Dataset rows describing interfaces:
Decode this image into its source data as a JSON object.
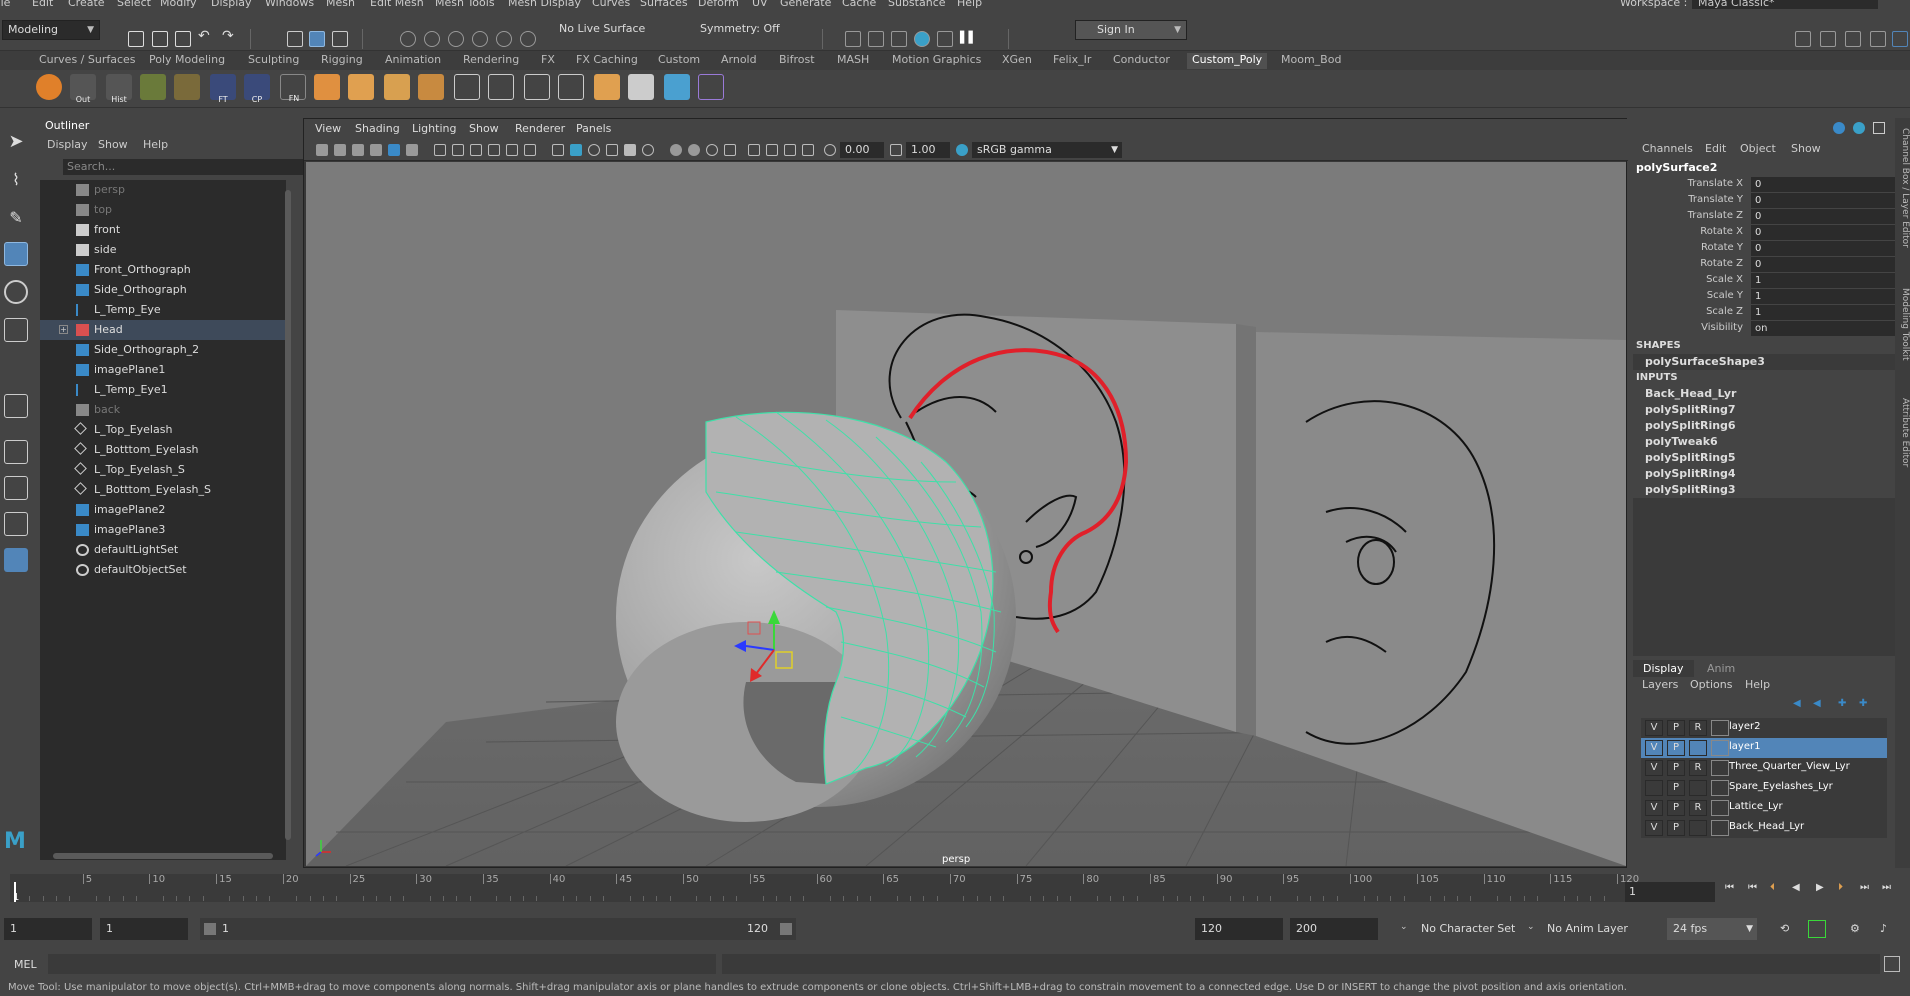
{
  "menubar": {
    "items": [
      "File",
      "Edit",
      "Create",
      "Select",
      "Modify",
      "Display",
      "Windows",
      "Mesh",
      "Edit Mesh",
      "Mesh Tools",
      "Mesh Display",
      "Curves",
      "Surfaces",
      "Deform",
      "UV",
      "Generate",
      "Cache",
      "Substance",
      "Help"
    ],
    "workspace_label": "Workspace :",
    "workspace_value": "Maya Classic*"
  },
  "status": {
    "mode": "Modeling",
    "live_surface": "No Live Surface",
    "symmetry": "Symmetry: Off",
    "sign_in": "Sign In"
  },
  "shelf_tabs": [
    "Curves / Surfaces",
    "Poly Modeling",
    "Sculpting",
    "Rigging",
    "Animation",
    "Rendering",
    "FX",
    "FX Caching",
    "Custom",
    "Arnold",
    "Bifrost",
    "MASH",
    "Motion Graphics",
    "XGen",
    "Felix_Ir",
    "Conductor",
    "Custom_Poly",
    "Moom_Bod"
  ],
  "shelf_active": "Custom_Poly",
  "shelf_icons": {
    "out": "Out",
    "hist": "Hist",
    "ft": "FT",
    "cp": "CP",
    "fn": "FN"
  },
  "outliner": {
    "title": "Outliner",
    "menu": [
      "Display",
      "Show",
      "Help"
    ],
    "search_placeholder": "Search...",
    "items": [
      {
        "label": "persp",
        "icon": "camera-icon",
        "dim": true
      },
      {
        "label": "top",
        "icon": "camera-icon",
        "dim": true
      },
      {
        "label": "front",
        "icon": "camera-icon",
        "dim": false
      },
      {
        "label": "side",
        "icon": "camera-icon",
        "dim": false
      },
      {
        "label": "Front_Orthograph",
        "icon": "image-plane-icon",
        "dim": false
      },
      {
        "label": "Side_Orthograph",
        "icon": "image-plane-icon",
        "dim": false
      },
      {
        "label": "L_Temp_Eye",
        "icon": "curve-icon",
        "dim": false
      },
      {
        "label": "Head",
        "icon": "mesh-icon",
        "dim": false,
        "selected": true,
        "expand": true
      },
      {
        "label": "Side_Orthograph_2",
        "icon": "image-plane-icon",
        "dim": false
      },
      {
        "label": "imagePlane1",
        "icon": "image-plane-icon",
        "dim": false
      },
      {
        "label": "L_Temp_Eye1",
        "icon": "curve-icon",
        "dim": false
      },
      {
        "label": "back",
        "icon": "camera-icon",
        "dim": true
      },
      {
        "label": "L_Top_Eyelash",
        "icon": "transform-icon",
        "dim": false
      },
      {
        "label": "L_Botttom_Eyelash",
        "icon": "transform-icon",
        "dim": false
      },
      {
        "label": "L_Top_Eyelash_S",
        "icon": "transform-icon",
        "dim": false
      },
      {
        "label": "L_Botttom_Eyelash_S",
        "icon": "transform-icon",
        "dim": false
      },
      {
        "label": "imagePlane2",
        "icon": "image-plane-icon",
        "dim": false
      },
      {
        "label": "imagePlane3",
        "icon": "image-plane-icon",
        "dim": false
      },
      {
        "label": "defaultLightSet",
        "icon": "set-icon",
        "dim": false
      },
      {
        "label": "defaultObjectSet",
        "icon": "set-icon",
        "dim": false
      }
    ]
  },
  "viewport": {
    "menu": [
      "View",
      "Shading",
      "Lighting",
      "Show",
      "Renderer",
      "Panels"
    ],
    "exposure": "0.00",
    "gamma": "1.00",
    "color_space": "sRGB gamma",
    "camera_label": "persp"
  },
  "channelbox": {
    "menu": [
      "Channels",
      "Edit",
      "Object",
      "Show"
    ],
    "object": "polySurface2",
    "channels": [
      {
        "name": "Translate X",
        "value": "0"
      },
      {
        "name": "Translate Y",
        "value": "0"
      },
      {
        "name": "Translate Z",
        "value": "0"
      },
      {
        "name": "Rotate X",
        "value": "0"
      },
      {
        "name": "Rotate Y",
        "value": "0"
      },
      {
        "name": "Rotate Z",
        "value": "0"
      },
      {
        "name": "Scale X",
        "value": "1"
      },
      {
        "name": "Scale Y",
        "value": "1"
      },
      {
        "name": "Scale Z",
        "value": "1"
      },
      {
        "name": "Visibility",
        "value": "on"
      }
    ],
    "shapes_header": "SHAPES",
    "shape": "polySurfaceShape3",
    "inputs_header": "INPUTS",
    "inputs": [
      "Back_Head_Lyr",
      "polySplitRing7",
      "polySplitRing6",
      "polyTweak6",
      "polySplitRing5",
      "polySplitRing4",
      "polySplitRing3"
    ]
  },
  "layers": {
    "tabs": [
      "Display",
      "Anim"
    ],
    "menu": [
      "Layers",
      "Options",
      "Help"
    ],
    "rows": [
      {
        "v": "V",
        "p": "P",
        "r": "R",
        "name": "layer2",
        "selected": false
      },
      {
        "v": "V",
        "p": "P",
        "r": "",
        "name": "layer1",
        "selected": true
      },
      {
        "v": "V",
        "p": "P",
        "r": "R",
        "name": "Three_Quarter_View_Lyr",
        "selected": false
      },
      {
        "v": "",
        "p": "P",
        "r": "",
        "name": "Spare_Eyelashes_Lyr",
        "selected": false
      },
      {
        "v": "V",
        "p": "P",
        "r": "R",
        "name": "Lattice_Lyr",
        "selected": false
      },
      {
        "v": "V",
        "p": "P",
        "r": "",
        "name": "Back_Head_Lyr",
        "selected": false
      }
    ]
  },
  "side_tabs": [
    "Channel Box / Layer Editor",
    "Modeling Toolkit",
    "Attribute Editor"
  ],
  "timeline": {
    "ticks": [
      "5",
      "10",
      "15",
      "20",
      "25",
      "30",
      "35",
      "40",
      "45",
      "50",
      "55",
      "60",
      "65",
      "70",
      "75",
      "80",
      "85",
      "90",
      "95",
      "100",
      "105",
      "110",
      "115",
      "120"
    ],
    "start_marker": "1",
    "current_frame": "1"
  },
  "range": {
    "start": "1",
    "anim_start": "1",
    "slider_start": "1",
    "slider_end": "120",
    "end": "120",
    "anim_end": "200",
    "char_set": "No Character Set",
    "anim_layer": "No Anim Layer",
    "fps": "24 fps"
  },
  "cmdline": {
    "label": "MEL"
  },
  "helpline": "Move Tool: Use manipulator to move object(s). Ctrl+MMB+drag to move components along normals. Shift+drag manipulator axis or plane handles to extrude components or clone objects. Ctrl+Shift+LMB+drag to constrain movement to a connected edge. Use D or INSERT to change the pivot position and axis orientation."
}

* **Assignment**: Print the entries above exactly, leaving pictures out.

* **Response below**:
Decode this image into its source data as a JSON object.
{
  "menubar": {
    "items": [
      "File",
      "Edit",
      "Create",
      "Select",
      "Modify",
      "Display",
      "Windows",
      "Mesh",
      "Edit Mesh",
      "Mesh Tools",
      "Mesh Display",
      "Curves",
      "Surfaces",
      "Deform",
      "UV",
      "Generate",
      "Cache",
      "Substance",
      "Help"
    ],
    "workspace_label": "Workspace :",
    "workspace_value": "Maya Classic*"
  },
  "status": {
    "mode": "Modeling",
    "live_surface": "No Live Surface",
    "symmetry": "Symmetry: Off",
    "sign_in": "Sign In"
  },
  "shelf_tabs": [
    "Curves / Surfaces",
    "Poly Modeling",
    "Sculpting",
    "Rigging",
    "Animation",
    "Rendering",
    "FX",
    "FX Caching",
    "Custom",
    "Arnold",
    "Bifrost",
    "MASH",
    "Motion Graphics",
    "XGen",
    "Felix_Ir",
    "Conductor",
    "Custom_Poly",
    "Moom_Bod"
  ],
  "shelf_active": "Custom_Poly",
  "shelf_icons": {
    "out": "Out",
    "hist": "Hist",
    "ft": "FT",
    "cp": "CP",
    "fn": "FN"
  },
  "outliner": {
    "title": "Outliner",
    "menu": [
      "Display",
      "Show",
      "Help"
    ],
    "search_placeholder": "Search...",
    "items": [
      {
        "label": "persp",
        "icon": "camera-icon",
        "dim": true
      },
      {
        "label": "top",
        "icon": "camera-icon",
        "dim": true
      },
      {
        "label": "front",
        "icon": "camera-icon",
        "dim": false
      },
      {
        "label": "side",
        "icon": "camera-icon",
        "dim": false
      },
      {
        "label": "Front_Orthograph",
        "icon": "image-plane-icon",
        "dim": false
      },
      {
        "label": "Side_Orthograph",
        "icon": "image-plane-icon",
        "dim": false
      },
      {
        "label": "L_Temp_Eye",
        "icon": "curve-icon",
        "dim": false
      },
      {
        "label": "Head",
        "icon": "mesh-icon",
        "dim": false,
        "selected": true,
        "expand": true
      },
      {
        "label": "Side_Orthograph_2",
        "icon": "image-plane-icon",
        "dim": false
      },
      {
        "label": "imagePlane1",
        "icon": "image-plane-icon",
        "dim": false
      },
      {
        "label": "L_Temp_Eye1",
        "icon": "curve-icon",
        "dim": false
      },
      {
        "label": "back",
        "icon": "camera-icon",
        "dim": true
      },
      {
        "label": "L_Top_Eyelash",
        "icon": "transform-icon",
        "dim": false
      },
      {
        "label": "L_Botttom_Eyelash",
        "icon": "transform-icon",
        "dim": false
      },
      {
        "label": "L_Top_Eyelash_S",
        "icon": "transform-icon",
        "dim": false
      },
      {
        "label": "L_Botttom_Eyelash_S",
        "icon": "transform-icon",
        "dim": false
      },
      {
        "label": "imagePlane2",
        "icon": "image-plane-icon",
        "dim": false
      },
      {
        "label": "imagePlane3",
        "icon": "image-plane-icon",
        "dim": false
      },
      {
        "label": "defaultLightSet",
        "icon": "set-icon",
        "dim": false
      },
      {
        "label": "defaultObjectSet",
        "icon": "set-icon",
        "dim": false
      }
    ]
  },
  "viewport": {
    "menu": [
      "View",
      "Shading",
      "Lighting",
      "Show",
      "Renderer",
      "Panels"
    ],
    "exposure": "0.00",
    "gamma": "1.00",
    "color_space": "sRGB gamma",
    "camera_label": "persp"
  },
  "channelbox": {
    "menu": [
      "Channels",
      "Edit",
      "Object",
      "Show"
    ],
    "object": "polySurface2",
    "channels": [
      {
        "name": "Translate X",
        "value": "0"
      },
      {
        "name": "Translate Y",
        "value": "0"
      },
      {
        "name": "Translate Z",
        "value": "0"
      },
      {
        "name": "Rotate X",
        "value": "0"
      },
      {
        "name": "Rotate Y",
        "value": "0"
      },
      {
        "name": "Rotate Z",
        "value": "0"
      },
      {
        "name": "Scale X",
        "value": "1"
      },
      {
        "name": "Scale Y",
        "value": "1"
      },
      {
        "name": "Scale Z",
        "value": "1"
      },
      {
        "name": "Visibility",
        "value": "on"
      }
    ],
    "shapes_header": "SHAPES",
    "shape": "polySurfaceShape3",
    "inputs_header": "INPUTS",
    "inputs": [
      "Back_Head_Lyr",
      "polySplitRing7",
      "polySplitRing6",
      "polyTweak6",
      "polySplitRing5",
      "polySplitRing4",
      "polySplitRing3"
    ]
  },
  "layers": {
    "tabs": [
      "Display",
      "Anim"
    ],
    "menu": [
      "Layers",
      "Options",
      "Help"
    ],
    "rows": [
      {
        "v": "V",
        "p": "P",
        "r": "R",
        "name": "layer2",
        "selected": false
      },
      {
        "v": "V",
        "p": "P",
        "r": "",
        "name": "layer1",
        "selected": true
      },
      {
        "v": "V",
        "p": "P",
        "r": "R",
        "name": "Three_Quarter_View_Lyr",
        "selected": false
      },
      {
        "v": "",
        "p": "P",
        "r": "",
        "name": "Spare_Eyelashes_Lyr",
        "selected": false
      },
      {
        "v": "V",
        "p": "P",
        "r": "R",
        "name": "Lattice_Lyr",
        "selected": false
      },
      {
        "v": "V",
        "p": "P",
        "r": "",
        "name": "Back_Head_Lyr",
        "selected": false
      }
    ]
  },
  "side_tabs": [
    "Channel Box / Layer Editor",
    "Modeling Toolkit",
    "Attribute Editor"
  ],
  "timeline": {
    "ticks": [
      "5",
      "10",
      "15",
      "20",
      "25",
      "30",
      "35",
      "40",
      "45",
      "50",
      "55",
      "60",
      "65",
      "70",
      "75",
      "80",
      "85",
      "90",
      "95",
      "100",
      "105",
      "110",
      "115",
      "120"
    ],
    "start_marker": "1",
    "current_frame": "1"
  },
  "range": {
    "start": "1",
    "anim_start": "1",
    "slider_start": "1",
    "slider_end": "120",
    "end": "120",
    "anim_end": "200",
    "char_set": "No Character Set",
    "anim_layer": "No Anim Layer",
    "fps": "24 fps"
  },
  "cmdline": {
    "label": "MEL"
  },
  "helpline": "Move Tool: Use manipulator to move object(s). Ctrl+MMB+drag to move components along normals. Shift+drag manipulator axis or plane handles to extrude components or clone objects. Ctrl+Shift+LMB+drag to constrain movement to a connected edge. Use D or INSERT to change the pivot position and axis orientation."
}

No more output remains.